This is actually quite common in obese people. Food and stomach acid can wash back up into the oesophagus, causing a burning sensation. That’s leakage going in.
A heavy belly pressing against the bladder presents another concern at the other end involving urination. It’s called urinary incontinence and obese women can have several of these episodes a week. Besides pushing urine out without your consent, it may also make someone more vulnerable to other lower urinary tract symptoms.
3. You’re setting yourself up to possibly die younger
Obesity is killing people early and often.
Coronary artery disease, diabetes and cancer are three of the bigger health risks associated with being obese. Excess weight will invariably erode on the very life supporting systems we depend on daily to function in the world.
These large scale complications can impact one’s future, decreasing the quality and length of life.
In closing (and saving one’s life)
The need to lose weight for an obese person is not for cosmetic reasons. In plain language, it is to save one’s life. The frightening reality of being obese is that every day can be a struggle.
It may not seem like an easy road ahead. Working full-time, family, pressures of time management and general stress can all seem to get in the way of succeeding in a weight loss plan.
Besides physical health problems complicating life, there’s the erosion of self-confidence, self-esteem, willpower and determination. Emotional and mental stress can be another ‘weight’ to bear.
The really good news is that you can do this – on your own or with a weight loss expert. It really is worth turning your ship around to literally save your life.
It has been suggested in the International Journal of Behavioral Nutrition and Physical Activity that if individuals fully internalise weight loss-related behavioural goals, and feel not just competent but also autonomous about reaching them, their efforts are more likely to result in long-lasting behaviour change.
The hardest part may be starting. The best way is to start slow and continue at that pace. Making new healthy lifestyle changes takes time.
Think about the real life stuff in your life and what really matters. This is well worth a look to turn a really good life around for the better.
What do you think? Let us know in the comments below if you have ever struggled with more weight than you like. And if you know someone who could really use a boost, please share this with them!

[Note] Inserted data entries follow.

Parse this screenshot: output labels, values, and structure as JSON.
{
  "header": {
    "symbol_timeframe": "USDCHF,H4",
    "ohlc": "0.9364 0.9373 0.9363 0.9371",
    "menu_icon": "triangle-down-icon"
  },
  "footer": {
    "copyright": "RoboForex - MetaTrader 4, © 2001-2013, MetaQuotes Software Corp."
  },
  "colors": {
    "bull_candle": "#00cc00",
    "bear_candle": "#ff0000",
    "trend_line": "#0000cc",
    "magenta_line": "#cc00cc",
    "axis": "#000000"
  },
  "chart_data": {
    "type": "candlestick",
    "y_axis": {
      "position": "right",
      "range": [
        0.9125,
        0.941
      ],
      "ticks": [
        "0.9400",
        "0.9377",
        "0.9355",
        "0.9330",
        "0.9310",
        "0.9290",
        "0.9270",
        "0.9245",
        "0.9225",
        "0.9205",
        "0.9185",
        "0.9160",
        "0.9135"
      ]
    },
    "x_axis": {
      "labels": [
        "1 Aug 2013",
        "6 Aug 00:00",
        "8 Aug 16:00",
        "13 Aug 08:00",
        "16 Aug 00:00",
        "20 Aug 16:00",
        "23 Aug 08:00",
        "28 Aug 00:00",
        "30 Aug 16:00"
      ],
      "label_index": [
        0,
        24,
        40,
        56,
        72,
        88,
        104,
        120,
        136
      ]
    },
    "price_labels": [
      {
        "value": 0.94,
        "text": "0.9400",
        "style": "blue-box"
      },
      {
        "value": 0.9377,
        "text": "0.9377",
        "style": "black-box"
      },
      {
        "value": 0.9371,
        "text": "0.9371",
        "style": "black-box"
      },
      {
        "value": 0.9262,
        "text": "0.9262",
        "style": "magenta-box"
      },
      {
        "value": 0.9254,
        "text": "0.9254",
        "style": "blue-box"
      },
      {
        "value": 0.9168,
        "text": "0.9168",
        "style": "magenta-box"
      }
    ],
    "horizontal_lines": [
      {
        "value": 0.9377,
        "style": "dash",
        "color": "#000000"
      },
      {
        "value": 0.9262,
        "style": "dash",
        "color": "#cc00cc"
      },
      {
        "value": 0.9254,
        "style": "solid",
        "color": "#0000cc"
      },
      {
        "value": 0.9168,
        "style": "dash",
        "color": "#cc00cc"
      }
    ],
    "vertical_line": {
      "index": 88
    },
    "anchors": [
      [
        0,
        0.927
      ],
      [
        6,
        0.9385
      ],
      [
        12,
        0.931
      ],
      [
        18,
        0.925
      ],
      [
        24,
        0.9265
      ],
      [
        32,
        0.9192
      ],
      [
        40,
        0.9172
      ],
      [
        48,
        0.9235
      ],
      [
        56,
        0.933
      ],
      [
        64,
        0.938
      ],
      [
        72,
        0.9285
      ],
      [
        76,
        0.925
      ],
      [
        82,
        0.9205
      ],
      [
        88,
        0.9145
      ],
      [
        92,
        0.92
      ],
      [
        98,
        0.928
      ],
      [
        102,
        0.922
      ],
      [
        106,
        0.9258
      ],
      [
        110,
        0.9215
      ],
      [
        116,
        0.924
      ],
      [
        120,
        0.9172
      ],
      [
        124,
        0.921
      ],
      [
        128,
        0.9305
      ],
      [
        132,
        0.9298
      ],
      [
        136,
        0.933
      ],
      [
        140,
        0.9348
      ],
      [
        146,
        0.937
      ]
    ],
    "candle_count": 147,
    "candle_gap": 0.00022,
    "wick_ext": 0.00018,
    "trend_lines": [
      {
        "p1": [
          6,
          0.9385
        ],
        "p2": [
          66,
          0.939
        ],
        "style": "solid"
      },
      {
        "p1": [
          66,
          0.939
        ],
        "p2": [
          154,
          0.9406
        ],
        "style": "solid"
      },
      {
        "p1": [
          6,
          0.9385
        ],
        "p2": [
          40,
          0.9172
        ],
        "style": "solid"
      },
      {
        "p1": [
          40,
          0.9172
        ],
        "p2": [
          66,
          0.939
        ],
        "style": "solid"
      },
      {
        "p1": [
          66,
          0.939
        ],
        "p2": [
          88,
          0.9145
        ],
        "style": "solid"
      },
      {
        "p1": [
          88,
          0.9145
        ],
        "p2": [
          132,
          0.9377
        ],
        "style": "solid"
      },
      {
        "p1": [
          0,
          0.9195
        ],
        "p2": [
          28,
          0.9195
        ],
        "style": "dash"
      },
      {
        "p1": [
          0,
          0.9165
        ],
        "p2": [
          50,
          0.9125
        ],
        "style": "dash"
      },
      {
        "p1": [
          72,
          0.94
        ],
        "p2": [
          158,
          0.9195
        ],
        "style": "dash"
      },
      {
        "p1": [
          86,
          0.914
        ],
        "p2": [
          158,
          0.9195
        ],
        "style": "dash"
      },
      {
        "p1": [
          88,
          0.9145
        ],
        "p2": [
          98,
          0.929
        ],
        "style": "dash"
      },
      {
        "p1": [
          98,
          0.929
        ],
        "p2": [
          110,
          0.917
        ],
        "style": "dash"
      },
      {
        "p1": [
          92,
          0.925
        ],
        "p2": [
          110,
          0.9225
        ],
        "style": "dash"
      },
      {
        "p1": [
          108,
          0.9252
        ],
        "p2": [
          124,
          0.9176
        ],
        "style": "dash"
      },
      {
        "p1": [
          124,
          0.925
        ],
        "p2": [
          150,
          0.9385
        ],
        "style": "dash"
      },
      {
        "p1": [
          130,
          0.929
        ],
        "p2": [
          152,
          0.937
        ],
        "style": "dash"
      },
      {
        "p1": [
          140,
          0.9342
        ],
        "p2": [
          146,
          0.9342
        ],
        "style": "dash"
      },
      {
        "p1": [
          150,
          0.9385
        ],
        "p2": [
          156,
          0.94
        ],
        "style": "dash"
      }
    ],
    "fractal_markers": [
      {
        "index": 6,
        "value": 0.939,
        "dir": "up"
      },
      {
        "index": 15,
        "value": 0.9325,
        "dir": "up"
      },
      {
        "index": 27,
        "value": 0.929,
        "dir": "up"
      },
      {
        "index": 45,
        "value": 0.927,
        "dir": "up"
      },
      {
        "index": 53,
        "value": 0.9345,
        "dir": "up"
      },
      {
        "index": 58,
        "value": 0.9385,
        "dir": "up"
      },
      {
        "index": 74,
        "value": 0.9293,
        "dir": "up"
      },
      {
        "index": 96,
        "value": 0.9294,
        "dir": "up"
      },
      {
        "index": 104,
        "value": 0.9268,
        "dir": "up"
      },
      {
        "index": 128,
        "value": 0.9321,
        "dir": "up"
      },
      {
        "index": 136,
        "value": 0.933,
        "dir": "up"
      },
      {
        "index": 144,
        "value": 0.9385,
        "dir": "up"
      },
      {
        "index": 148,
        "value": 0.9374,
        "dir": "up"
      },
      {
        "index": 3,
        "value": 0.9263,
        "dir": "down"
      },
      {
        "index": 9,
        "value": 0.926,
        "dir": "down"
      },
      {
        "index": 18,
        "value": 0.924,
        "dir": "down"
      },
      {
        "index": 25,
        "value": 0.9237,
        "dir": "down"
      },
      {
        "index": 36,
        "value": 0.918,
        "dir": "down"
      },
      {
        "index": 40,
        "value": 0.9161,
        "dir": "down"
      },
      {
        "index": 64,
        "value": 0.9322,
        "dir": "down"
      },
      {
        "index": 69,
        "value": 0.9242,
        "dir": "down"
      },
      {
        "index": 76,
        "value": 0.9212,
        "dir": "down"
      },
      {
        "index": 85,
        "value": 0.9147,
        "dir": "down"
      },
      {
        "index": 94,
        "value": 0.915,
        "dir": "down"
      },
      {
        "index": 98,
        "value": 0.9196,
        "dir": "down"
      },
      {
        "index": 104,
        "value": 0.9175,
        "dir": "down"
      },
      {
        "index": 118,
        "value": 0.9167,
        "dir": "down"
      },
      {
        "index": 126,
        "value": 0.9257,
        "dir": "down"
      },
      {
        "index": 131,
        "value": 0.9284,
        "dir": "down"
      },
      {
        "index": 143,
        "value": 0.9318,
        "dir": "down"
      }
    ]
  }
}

Alex Ruani leads the research division at The Health Sciences Academy, where she and her team make sense of complex scientific literature and translate it into easy-to-understand practical concepts for students. She is a Harvard-trained scientific researcher who specialises in cravings and appetite neurobiology, nutrition biochemistry, and nutrigenomics. Besides investigating and teaching the latest advances in health and nutrition science, Alex makes it easier to be smarter with her free Science Catch-ups every other Thursday.